The Glories Of Ancient BeninStreaming Video - 2012
Long, long, ago, three great hunters came upon a termitary from which emerged a nine-headed genie. A city was built on this spot, beside a pond named Abomiressa Adjaga after the god of the hunters. The Portuguese traders who arrived around 1600 called the city Porto-Novo (Newport). Teagmani, son of Pokbon, was king at that time, one of a long line of kings whose heritage is preserved in the Museum of Porto-Novo. Here we can see the richly embroidered royal robes and some of the utensils used at court. The carved doors of the Royal Palace provide a window into the political, social, economic, and cultural life of the kingdom. Its symbols are as applicable today as in King Toffa's day: the snail, to show that the King must guide his people slowly and patiently; the tortoise, symbol of invulnerability, means that while the King lives, no enemy can get on his back; the lizard symbolizes unity, for lizards hide in cracks and if the country is unified, no enemy can hide; the duck symbolizes wisdom, for one who cannot swim should not go into the water and one who is not sure of victory over the enemy should not attack. The Museum and the Palace contain a wealth of testimonials and memories of Benin's glorious past.

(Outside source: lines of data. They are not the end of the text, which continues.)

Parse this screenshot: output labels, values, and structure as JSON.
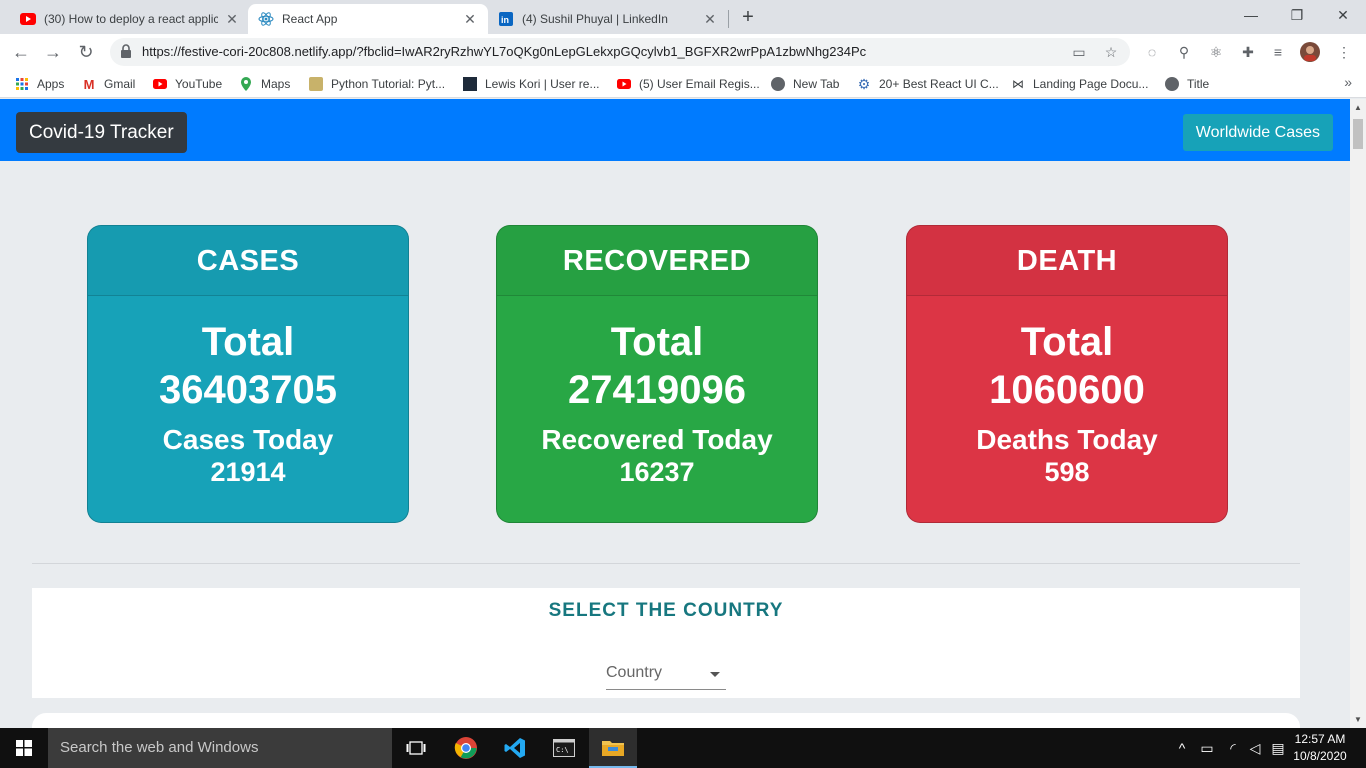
{
  "browser": {
    "tabs": [
      {
        "title": "(30) How to deploy a react applic",
        "favicon": "youtube-icon",
        "active": false
      },
      {
        "title": "React App",
        "favicon": "react-icon",
        "active": true
      },
      {
        "title": "(4) Sushil Phuyal | LinkedIn",
        "favicon": "linkedin-icon",
        "active": false
      }
    ],
    "url": "https://festive-cori-20c808.netlify.app/?fbclid=IwAR2ryRzhwYL7oQKg0nLepGLekxpGQcylvb1_BGFXR2wrPpA1zbwNhg234Pc",
    "bookmarks": [
      {
        "label": "Apps",
        "icon": "apps-grid-icon"
      },
      {
        "label": "Gmail",
        "icon": "gmail-icon"
      },
      {
        "label": "YouTube",
        "icon": "youtube-icon"
      },
      {
        "label": "Maps",
        "icon": "maps-icon"
      },
      {
        "label": "Python Tutorial: Pyt...",
        "icon": "python-icon"
      },
      {
        "label": "Lewis Kori | User re...",
        "icon": "site-icon"
      },
      {
        "label": "(5) User Email Regis...",
        "icon": "youtube-icon"
      },
      {
        "label": "New Tab",
        "icon": "globe-icon"
      },
      {
        "label": "20+ Best React UI C...",
        "icon": "gear-icon"
      },
      {
        "label": "Landing Page Docu...",
        "icon": "bow-icon"
      },
      {
        "label": "Title",
        "icon": "globe-icon"
      }
    ]
  },
  "app": {
    "brand": "Covid-19 Tracker",
    "worldwide_button": "Worldwide Cases",
    "cards": {
      "cases": {
        "header": "CASES",
        "total_label": "Total",
        "total_value": "36403705",
        "today_label": "Cases Today",
        "today_value": "21914",
        "color": "#17a2b8"
      },
      "recovered": {
        "header": "RECOVERED",
        "total_label": "Total",
        "total_value": "27419096",
        "today_label": "Recovered Today",
        "today_value": "16237",
        "color": "#28a745"
      },
      "death": {
        "header": "DEATH",
        "total_label": "Total",
        "total_value": "1060600",
        "today_label": "Deaths Today",
        "today_value": "598",
        "color": "#dc3545"
      }
    },
    "country_section": {
      "heading": "SELECT THE COUNTRY",
      "select_value": "Country"
    }
  },
  "taskbar": {
    "search_placeholder": "Search the web and Windows",
    "time": "12:57 AM",
    "date": "10/8/2020"
  }
}
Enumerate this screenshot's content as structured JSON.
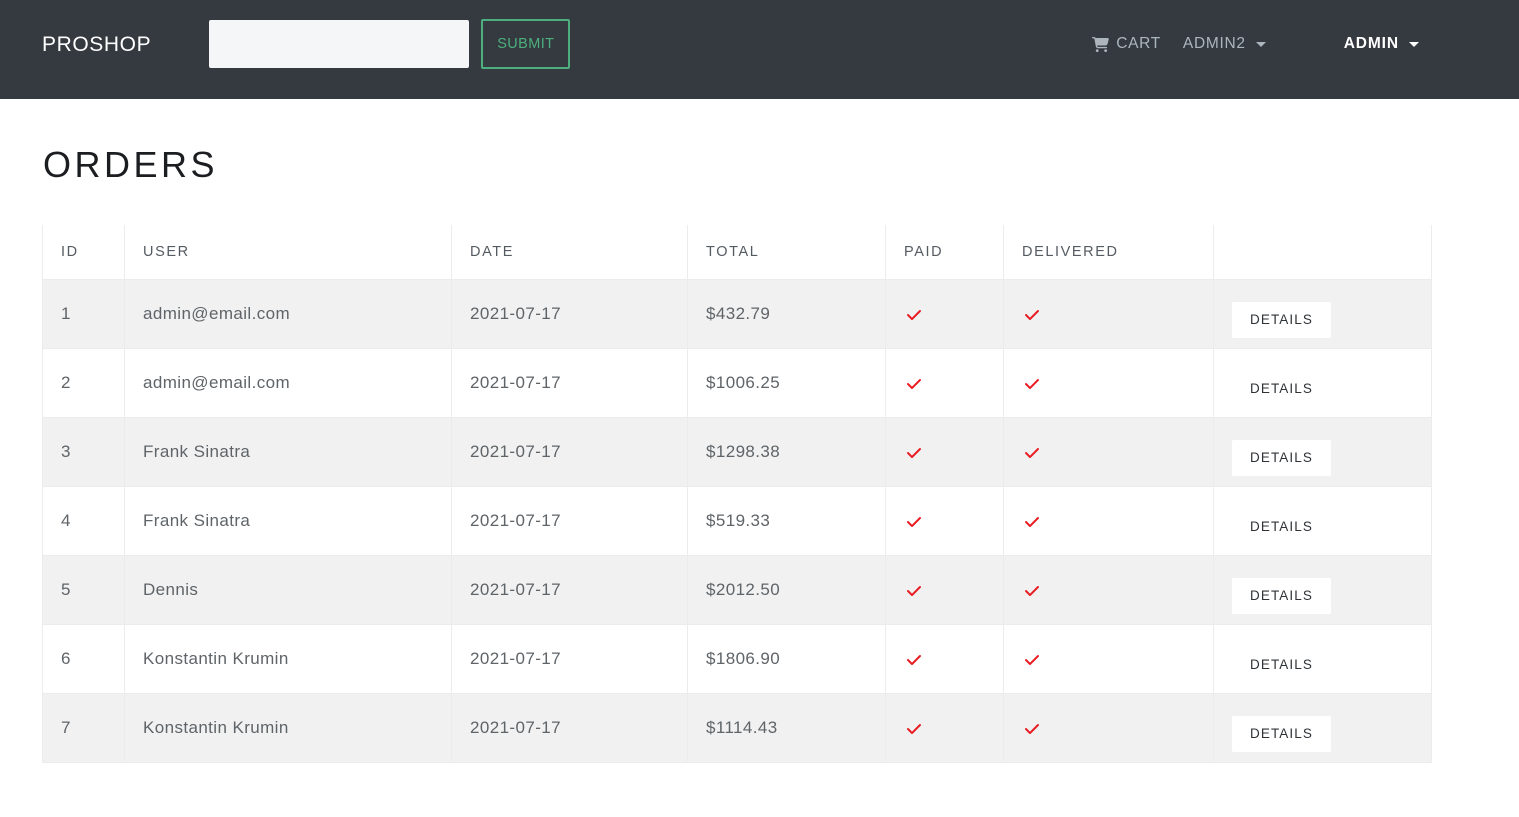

Publisher: New York, N.Y. : Films Media Group, , c1992
Characteristics: 1 streaming video file (15 min.) :,sd., col., digital file